Money is one of the things you will want to regularly talk about. Daily, weekly, monthly, once or twice a year. I don’t know what is right for you. We do roughly two board meetings a year talking about things more than numbers.
Where are we? Do we still want the same things? Is it working? What if anything do we need to change? The numbers matter eventually but most of the conversation is around what we want to see happen and what the future can be.
Some of think this sounds awful, it can be but it doesn’t have to be. When you approach it as something for the two of you to do together and to make your marriage great it takes both the boring and tension out of it.
3) Stop talking about the lattes. Start talking about what matters. Quit arguing about $3 purchases (or the equivalent in your world). So often people will borrow $30,000 to buy a car because…well we need a new one and not even think about it.
Then they will argue with each other about small purchases at Starbucks or the gas station. The $3 ( or $5 or $10) purchases are not driving most people’s financial health. It is the big decisions. So, stop focusing on the little things until you have a great handle on the big things. What are your plans when it comes to a mortgage, college or higher education expenses and retirement?
4) Develop some simple house rules. What are the basic financial practices we want to live by. When we first married we didn’t have much and so we had a couple of rules. Like no one can spend more than $100 without talking to the other. And if we get unexpected money (gifts, bonuses, rebates) we decide together what to do with it. We don’t borrow money unless we see no other choice and we agree before we sign anything.
These simplify everything. It is easier to make the decision now, when you are not emotional and don’t feel any pressure. Set up some house rules together.
By the way these aren’t forever. Ours have changed. Now one of our rules is we don’t save more than we give. We will put away money for our grandkids. When it is time to update them it is part of the board meeting.
These are simple practices that can help build your marriage. Truth be told you get these suggestions or a version of these suggestions anywhere.
If you want and expect a great marriage it requires building your marriage on Christ. Sex is part of marriage but it isn’t marriage. Money matters but it comes and goes.
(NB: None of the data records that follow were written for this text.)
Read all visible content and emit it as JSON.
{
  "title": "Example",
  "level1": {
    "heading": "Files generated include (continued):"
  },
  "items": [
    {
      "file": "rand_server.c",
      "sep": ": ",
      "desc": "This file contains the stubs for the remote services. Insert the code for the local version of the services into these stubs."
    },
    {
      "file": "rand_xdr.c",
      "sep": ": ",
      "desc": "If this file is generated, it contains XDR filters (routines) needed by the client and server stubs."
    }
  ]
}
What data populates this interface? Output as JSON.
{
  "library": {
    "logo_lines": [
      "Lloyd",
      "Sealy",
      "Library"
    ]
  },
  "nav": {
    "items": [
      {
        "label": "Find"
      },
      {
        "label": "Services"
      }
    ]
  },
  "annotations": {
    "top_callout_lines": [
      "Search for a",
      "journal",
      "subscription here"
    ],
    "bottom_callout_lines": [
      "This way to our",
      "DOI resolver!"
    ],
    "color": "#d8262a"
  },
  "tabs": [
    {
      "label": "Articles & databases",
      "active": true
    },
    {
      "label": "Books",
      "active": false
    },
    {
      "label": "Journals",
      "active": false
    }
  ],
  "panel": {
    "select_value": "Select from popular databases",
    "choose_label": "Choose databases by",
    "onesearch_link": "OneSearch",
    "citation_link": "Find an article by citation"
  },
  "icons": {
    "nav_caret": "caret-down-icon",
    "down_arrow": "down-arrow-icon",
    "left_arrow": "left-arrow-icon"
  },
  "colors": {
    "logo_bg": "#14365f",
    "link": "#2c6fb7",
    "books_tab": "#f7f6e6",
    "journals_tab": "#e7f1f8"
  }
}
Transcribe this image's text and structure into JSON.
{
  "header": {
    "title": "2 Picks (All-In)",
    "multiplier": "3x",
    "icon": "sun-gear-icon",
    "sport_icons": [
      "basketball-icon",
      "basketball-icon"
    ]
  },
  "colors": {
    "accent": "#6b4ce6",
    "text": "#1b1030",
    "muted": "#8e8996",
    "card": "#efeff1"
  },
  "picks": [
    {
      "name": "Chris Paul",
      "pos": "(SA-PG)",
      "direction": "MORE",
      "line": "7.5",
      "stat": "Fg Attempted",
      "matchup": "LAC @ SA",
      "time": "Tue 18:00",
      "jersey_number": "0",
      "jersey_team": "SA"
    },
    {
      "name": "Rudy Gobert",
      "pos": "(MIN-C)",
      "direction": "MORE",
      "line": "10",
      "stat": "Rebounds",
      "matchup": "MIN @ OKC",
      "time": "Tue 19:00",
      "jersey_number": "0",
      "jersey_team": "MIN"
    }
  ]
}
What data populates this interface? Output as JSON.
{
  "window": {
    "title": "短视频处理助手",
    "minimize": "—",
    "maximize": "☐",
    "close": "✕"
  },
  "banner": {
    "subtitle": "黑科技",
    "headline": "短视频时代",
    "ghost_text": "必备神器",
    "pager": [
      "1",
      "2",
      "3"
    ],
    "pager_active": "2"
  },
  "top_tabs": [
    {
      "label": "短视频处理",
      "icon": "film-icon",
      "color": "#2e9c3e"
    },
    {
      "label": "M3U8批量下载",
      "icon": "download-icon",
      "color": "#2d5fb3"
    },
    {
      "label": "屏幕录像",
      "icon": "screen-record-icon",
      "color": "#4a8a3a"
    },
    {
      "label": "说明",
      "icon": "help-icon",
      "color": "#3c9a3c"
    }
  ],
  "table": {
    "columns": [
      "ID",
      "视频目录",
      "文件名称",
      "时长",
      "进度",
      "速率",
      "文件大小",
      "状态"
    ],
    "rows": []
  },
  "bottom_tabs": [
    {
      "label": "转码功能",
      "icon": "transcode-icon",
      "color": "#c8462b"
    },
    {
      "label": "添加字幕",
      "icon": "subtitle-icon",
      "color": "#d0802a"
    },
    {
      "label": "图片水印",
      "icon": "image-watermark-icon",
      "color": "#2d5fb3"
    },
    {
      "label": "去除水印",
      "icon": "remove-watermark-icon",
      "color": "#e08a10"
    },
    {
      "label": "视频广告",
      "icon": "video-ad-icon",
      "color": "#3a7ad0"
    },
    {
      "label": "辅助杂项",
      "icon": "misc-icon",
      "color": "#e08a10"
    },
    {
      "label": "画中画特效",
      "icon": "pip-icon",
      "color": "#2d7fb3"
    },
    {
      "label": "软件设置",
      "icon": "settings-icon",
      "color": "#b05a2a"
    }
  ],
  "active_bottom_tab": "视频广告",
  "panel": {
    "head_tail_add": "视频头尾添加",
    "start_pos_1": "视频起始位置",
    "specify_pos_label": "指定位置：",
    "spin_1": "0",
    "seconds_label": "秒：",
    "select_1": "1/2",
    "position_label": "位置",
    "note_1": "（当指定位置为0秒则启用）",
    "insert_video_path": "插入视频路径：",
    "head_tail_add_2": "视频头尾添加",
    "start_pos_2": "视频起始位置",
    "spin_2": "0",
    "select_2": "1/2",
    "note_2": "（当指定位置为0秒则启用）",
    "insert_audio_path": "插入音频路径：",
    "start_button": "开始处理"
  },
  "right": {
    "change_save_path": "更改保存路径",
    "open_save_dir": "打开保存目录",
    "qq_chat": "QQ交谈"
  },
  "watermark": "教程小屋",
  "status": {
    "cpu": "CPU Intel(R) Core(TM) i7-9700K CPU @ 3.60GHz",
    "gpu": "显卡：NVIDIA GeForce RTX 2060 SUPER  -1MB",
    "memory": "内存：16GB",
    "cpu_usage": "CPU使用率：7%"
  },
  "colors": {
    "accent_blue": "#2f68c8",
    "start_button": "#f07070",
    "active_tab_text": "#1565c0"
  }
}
You should have great expectations for you marriage but the weight of those expectations are crushing if they are all on you (or your spouse) to be great all the time. You can’t and neither can they.
You will be together forever After I Do. Make it great by basing your marriage on Christ.